Mineral County sheriff looks to a year of change and success


MINERAL COUNTY — Over the past year, Mineral County has watched as the newly elected sheriff and his department took the first year to develop policies, review regulations and procedures throughout the department, reassess patrols and work with the community to increase safety throughout the county.

Now, with his first year behind him, Mineral County Sheriff Terry Wetherill and his team are looking toward a year of change, education, and further success. The first thing the department will do this year is say goodbye to Mineral County Undersheriff Chris Snell. Snell was sworn into office alongside Wetherill but has decided it is time for him to spend more time with family.

“We are actively seeking to hire a new undersheriff and are looking for someone with experience. I hope to find a seasoned law enforcement individual that wants leadership opportunities and to serve with community policing. It’s important to seek those things for a community like Creede,” said Wetherill. 

In addition to hiring an undersheriff, the department is also looking to hire a Victims Advocate.

“This position is very important for our department and would be a department head position. We are looking for someone who can lead the victims advocate team here in Mineral County,” Wetherill said.

The department recently welcomed Deputy Cody McCutcheon, who came to Mineral County straight out of the academy and is looking forward to serving the community he calls home. 

With these changes underway, 2024 is also shaping up to be a year of reaching goals.

“We are working really well with the Creede School (District) on enhancing their safety procedures and plans,” Wetherill said. “We are working with new safety officer Brian Eubank to develop plans that will work for the district to make things much more secure should anything ever happen.”

Wetherill has been working with Mineral County Emergency Manager Clint Leggitt to increase security at the Mineral County Courthouse by looking into safety plans and practices to further secure the courtroom.

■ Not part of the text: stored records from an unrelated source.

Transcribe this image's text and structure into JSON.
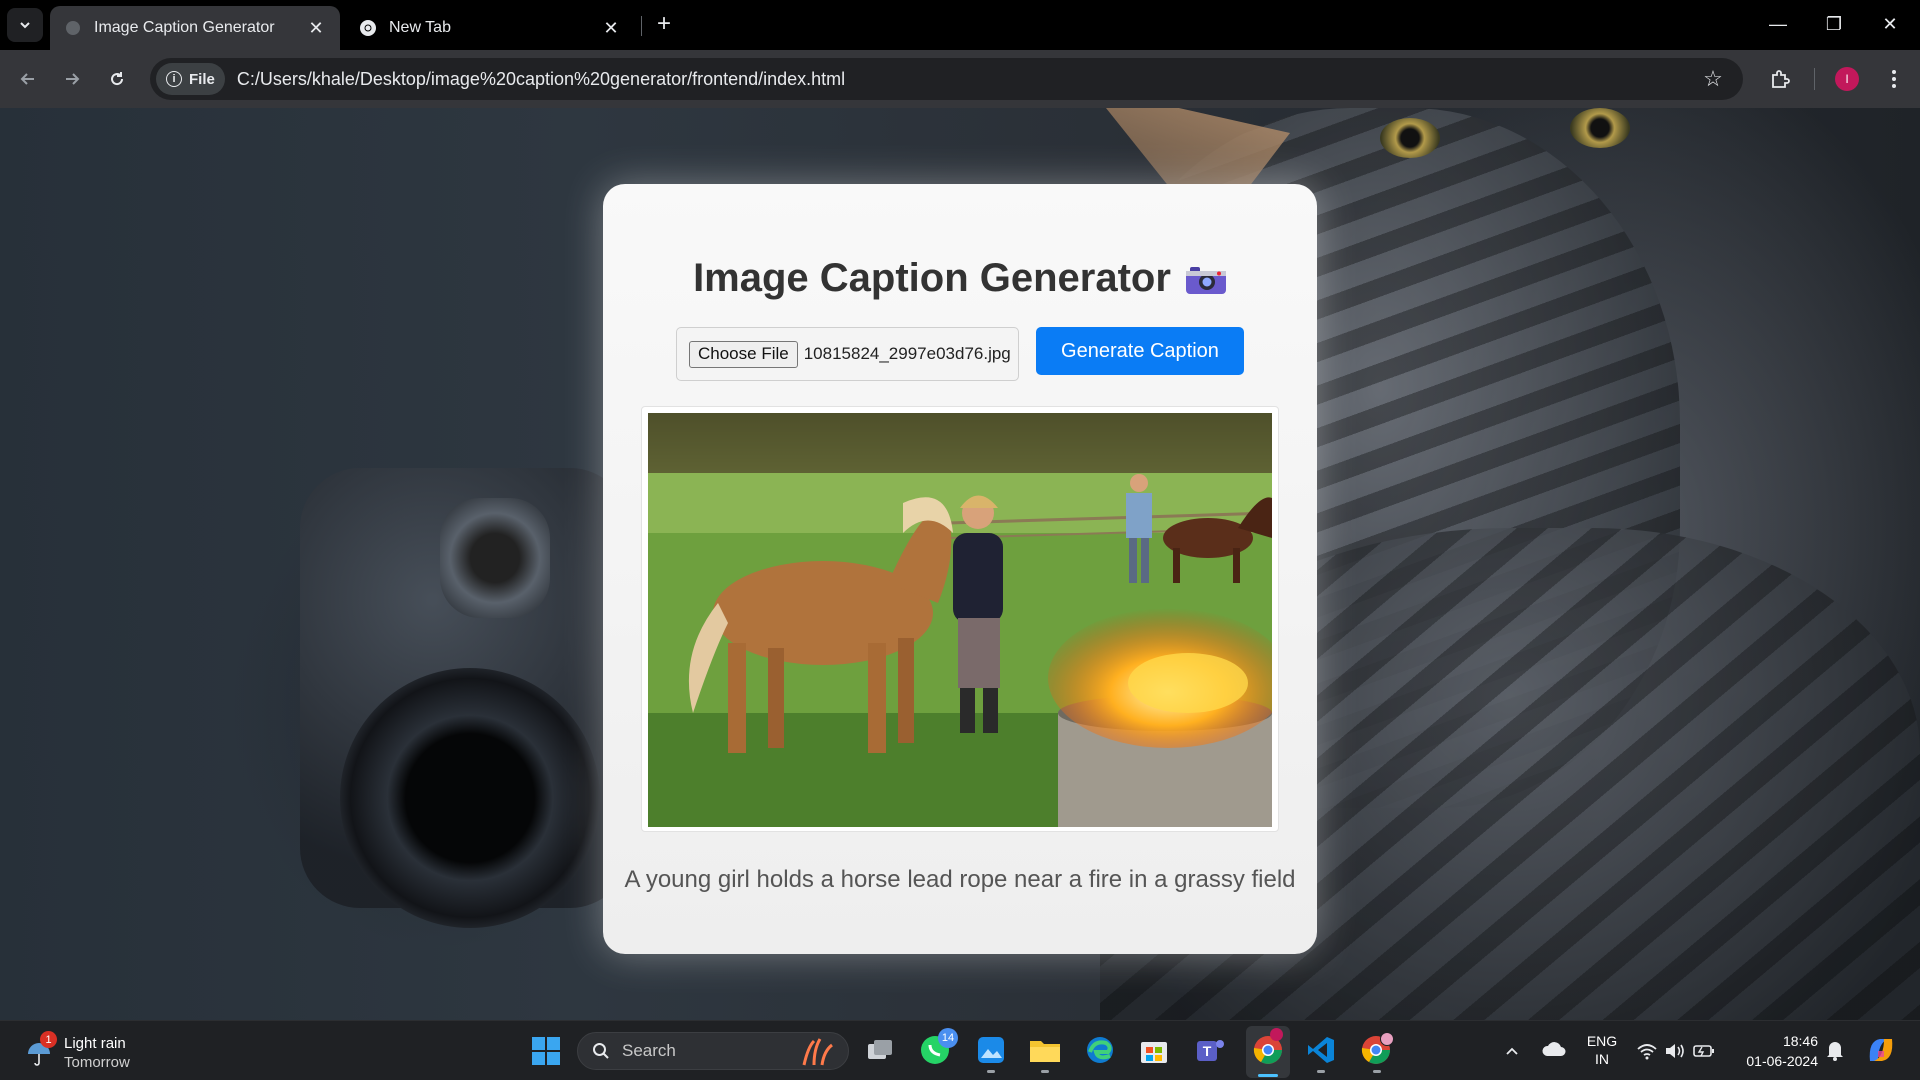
{
  "browser": {
    "tabs": [
      {
        "title": "Image Caption Generator",
        "active": true
      },
      {
        "title": "New Tab",
        "active": false
      }
    ],
    "site_chip": "File",
    "url": "C:/Users/khale/Desktop/image%20caption%20generator/frontend/index.html",
    "profile_initial": "I"
  },
  "page": {
    "title": "Image Caption Generator",
    "title_emoji": "📷",
    "choose_file_label": "Choose File",
    "file_name": "10815824_2997e03d76.jpg",
    "generate_label": "Generate Caption",
    "caption": "A young girl holds a horse lead rope near a fire in a grassy field",
    "accent_color": "#0a7cf5"
  },
  "taskbar": {
    "weather_title": "Light rain",
    "weather_sub": "Tomorrow",
    "weather_badge": "1",
    "search_placeholder": "Search",
    "whatsapp_badge": "14",
    "lang_line1": "ENG",
    "lang_line2": "IN",
    "time": "18:46",
    "date": "01-06-2024"
  }
}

“We are looking at safety plans, working drills and are making progress on modifications to ensure safety,” Wetherill said.

As a reminder to the community, Wetherill ask people to be vigilant in their community and neighborhoods.

“We did have some minor theft issues last year and even this year, but all were resolved because we have a great community that speaks up. If you see something, say something,” he said.

“There are also some scams going on out there and they are online and through text. If you are ever wondering if something is too good to be true, it probably is. We are here to help, so if you have questions about the legitimacy of something you’re considering, come on in. Talk to us. We would love to help you determine if what you are getting into is legal and won’t leave you in a bad situation.”

Wetherill also spoke about the importance of being prepared when heading out into the backcountry no matter the time of year.

“We had two fatalities last year that we assisted with and unfortunately it was a lack of situational awareness. Be educated. Ask questions and please let people know where you are going and when you plan to return. Look out for yourself and your people,” Wetherill said.